How do they learn a concept of right and wrong? Is it only that the "right"
thing gets a reward and the "wrong" thing gets a punishment? I suppose
that is how things start for all of us, but we would all hope to go beyond
this in our own lives. We all of us pick up our values from those whom
we respect. We also learn some of our values by rebelling against what
we see as the values of our parents or teachers; we attempt to develop
our own values, perhaps in opposition to the ones we are first fed. Sadly,
as middle age comes over us, most of us seem to revert to the values that
our parents first presented to us. This is part of the process of maturing, and we need to find ways, I believe, of enabling deafblind young people to go through a similar process. But it can be very difficult; what if we come to the view that the deafblind person really likes hitting people? What about the deafblind person that makes a conscious choice of doing very little all day and staying in bed, rather than joining in all the fascinating and educational activities that we think are in their best interests?
So, what are the implications for policy-makers?

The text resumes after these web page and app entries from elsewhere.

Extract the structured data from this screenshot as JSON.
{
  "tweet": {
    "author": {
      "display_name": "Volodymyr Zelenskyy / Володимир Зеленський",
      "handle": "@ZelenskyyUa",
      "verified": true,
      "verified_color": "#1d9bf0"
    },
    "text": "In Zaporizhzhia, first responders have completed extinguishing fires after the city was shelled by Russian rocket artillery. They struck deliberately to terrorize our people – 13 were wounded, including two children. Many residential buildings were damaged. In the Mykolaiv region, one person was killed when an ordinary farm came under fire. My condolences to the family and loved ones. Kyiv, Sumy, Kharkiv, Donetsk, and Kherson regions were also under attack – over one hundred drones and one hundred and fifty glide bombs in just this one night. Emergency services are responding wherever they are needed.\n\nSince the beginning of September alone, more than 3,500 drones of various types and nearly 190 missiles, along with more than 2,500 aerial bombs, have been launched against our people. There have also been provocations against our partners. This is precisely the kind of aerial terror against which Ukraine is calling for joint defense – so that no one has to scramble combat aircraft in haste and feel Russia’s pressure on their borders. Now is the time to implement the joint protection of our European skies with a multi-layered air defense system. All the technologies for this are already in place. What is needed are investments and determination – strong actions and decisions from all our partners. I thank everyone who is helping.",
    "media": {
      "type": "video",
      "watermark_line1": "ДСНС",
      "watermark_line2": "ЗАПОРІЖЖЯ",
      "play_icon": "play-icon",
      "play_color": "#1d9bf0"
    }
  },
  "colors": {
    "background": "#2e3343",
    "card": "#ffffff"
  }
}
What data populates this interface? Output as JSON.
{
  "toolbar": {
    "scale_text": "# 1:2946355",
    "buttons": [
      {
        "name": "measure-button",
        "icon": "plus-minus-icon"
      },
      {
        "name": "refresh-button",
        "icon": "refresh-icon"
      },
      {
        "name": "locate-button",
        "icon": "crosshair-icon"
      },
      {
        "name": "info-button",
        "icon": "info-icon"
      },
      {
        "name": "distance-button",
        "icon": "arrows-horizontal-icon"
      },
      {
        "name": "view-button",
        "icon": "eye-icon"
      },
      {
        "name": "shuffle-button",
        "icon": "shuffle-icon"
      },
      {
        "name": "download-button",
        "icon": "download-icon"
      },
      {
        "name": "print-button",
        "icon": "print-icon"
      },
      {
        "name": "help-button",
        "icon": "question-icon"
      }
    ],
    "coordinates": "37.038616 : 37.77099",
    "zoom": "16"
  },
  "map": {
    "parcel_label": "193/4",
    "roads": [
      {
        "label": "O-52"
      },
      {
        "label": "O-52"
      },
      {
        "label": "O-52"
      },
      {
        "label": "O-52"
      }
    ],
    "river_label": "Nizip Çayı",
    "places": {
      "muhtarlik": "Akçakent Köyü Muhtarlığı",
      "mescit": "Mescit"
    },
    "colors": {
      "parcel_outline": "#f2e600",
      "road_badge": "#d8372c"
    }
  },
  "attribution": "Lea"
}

First, we need to ensure that schools and centres have a system that enables staff groups to examine their own values, and to draw up a statement of the values that they wish to follow. The process itself is as important as the outcome; it should enable all staff to think about what they believe in, and find ways of applying it to the young people whit whom they are working. Not all staff will be able to agree on all things, and compromises will be necessary.
Second, the centre managers need to consider whether this statement is acceptable to them, to the funding bodies, and to the laws of the land. Some things are just not acceptable even if the staffs want it to be so. Each country has laws about acceptable behaviors, and a centre for deafblind children is not necessarily a place to fight political battles. Evan if the staff felt that the use of hallucinogenic drugs was acceptable, the manager would have to have their own view! In the end, the value statement of an organisations should originate from the staff and the clients, but take into account the views of all other players too - parents, managers and, where possible, clients.
Third, centres need to have thought about what to do if a staff member finds themselves unable to follow the agreed value system. How flexible can the centre be? Is it a core value that is essential to the philosophy of the place, or is it one where a degree of variance can work out?
Intervention from Stuart: implications for staff selection
In summary, the variations between our schools and centres is what makes our field great. We have not reached that awful state where there is only one way of doing things; like one of these modern hotels which looks exactly the same in Brussels, Boston or Buenos Aires. Wherever we go the children are different, the classes are different, the teachers are different. Yet we can learn from each other - but only if we learn to look beneath the surface and see what is really happening where it counts, in our minds and our souls.